How are meglitinides taken?
Because these drugs are fast acting, they must be taken right before each meal. So, if you eat breakfast, lunch and dinner every day, you’d need to take your meglitinide right before or at each of your meals. However, if you miss a meal, you don’t take the medicine.
Repaglinide comes in tablets ranging from 0.5–2 milligrams (mg), and dosing is generally 0.5–4 mg three to four times daily. Nateglinide comes in 60- and 120-mg tablets, with dosing ranging from 60–120 mg three times daily. Typically, your doctor will start you off at the lowest dose and gradually increase the dose until blood glucose goals are reached. Again, meglitinides may be appealing for people who tend to vary the frequency of their meals or who tend to skip meals.
What are the side effects of meglitinides?
The most common side effect of meglitinides is hypoglycemia, or low blood sugar. This makes sense, given that these drugs prompt the pancreas to secrete insulin. Repaglinide is more likely to cause low blood sugar than nateglinide. However, it’s important to know that not everyone who takes these drugs will have low blood sugar. Weight gain is another potential side effect (more common with repaglinide), but again, this doesn’t happen to everyone. Gastrointestinal upset, upper respiratory infection and back pain are less-common side effects.

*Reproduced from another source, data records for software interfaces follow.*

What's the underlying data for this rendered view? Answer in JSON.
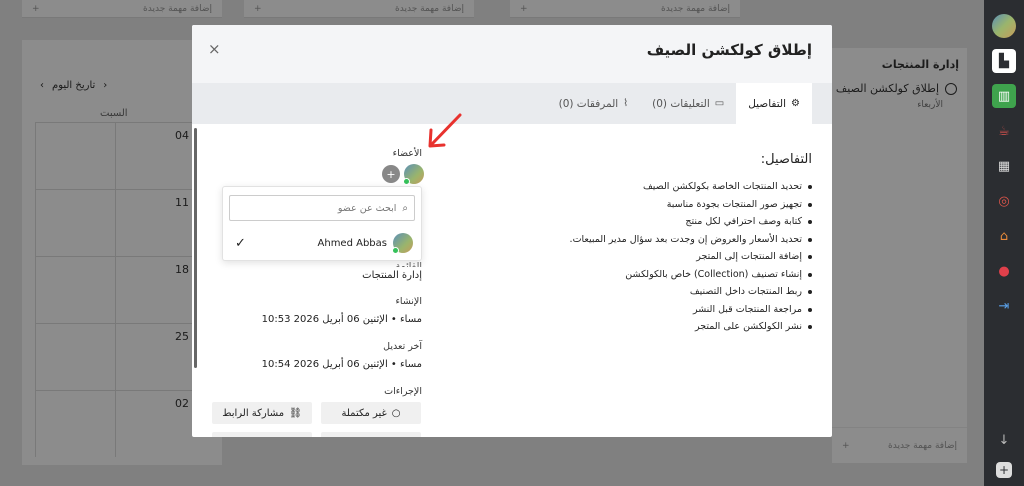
{
  "background": {
    "top_cards": [
      "إضافة مهمة جديدة",
      "إضافة مهمة جديدة",
      "إضافة مهمة جديدة"
    ],
    "calendar": {
      "today_label": "تاريخ اليوم",
      "day_header": "السبت",
      "dates": [
        "04",
        "11",
        "18",
        "25",
        "02"
      ]
    },
    "right_panel": {
      "title": "إدارة المنتجات",
      "task_title": "إطلاق كولكشن الصيف",
      "task_meta": "الأربعاء",
      "add_task": "إضافة مهمة جديدة"
    }
  },
  "sidebar": {
    "icons": [
      "avatar-icon",
      "dashboard-icon",
      "map-icon",
      "coffee-icon",
      "checkered-flag-icon",
      "target-icon",
      "house-icon",
      "pin-icon",
      "import-icon",
      "download-icon",
      "add-icon"
    ]
  },
  "modal": {
    "title": "إطلاق كولكشن الصيف",
    "close_symbol": "×",
    "tabs": [
      {
        "label": "التفاصيل",
        "icon": "gear-icon",
        "active": true
      },
      {
        "label": "التعليقات (0)",
        "icon": "comment-icon",
        "active": false
      },
      {
        "label": "المرفقات (0)",
        "icon": "paperclip-icon",
        "active": false
      }
    ],
    "details": {
      "title": "التفاصيل:",
      "items": [
        "تحديد المنتجات الخاصة بكولكشن الصيف",
        "تجهيز صور المنتجات بجودة مناسبة",
        "كتابة وصف احترافي لكل منتج",
        "تحديد الأسعار والعروض إن وجدت بعد سؤال مدير المبيعات.",
        "إضافة المنتجات إلى المتجر",
        "إنشاء تصنيف (Collection) خاص بالكولكشن",
        "ربط المنتجات داخل التصنيف",
        "مراجعة المنتجات قبل النشر",
        "نشر الكولكشن على المتجر"
      ]
    },
    "members": {
      "label": "الأعضاء",
      "add_symbol": "+"
    },
    "dropdown": {
      "search_placeholder": "ابحث عن عضو",
      "member_name": "Ahmed Abbas",
      "check_symbol": "✓"
    },
    "fields": {
      "partial_label": "القائمة",
      "list_value": "إدارة المنتجات",
      "created_label": "الإنشاء",
      "created_value": "10:53 مساء • الإثنين 06 أبريل 2026",
      "modified_label": "آخر تعديل",
      "modified_value": "10:54 مساء • الإثنين 06 أبريل 2026",
      "actions_label": "الإجراءات"
    },
    "actions": {
      "incomplete": "غير مكتملة",
      "share_link": "مشاركة الرابط"
    }
  },
  "colors": {
    "annotation_arrow": "#e8322e",
    "online_status": "#35c15a",
    "sidebar_bg": "#2b2d31"
  }
}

What else should you know about meglitinides?
These medicines may interact with other medicines that you’re taking, including gemfibrozil, blood thinners (like warfarin [brand name Coumadin]), beta blockers and NPH insulin.
Meglitinides are not approved for use in pregnant or breastfeeding women, or in children.
If you have liver or kidney disease or are elderly, meglitinides may not be a good choice for you.
As with all diabetes medicines, it’s important that you check your blood sugar levels when taking a meglitinide. Include some before-meal and after-meal blood sugar checks so that you and your doctor can evaluate how well this medicine is working for you.
Want to learn more about the role of medicines in treating diabetes? Read the rest of diabetes educator Amy Campbell’s eight-part series on diabetes drugs, covering metformin, sulfonylureas, thiazolidinediones, DPP-4 inhibitors, SGLT2 inhibitors, alpha-glucosidase inhibitors, bile acid sequestrants and dopamine receptor agonists, non-insulin injectable diabetes medications, and insulin.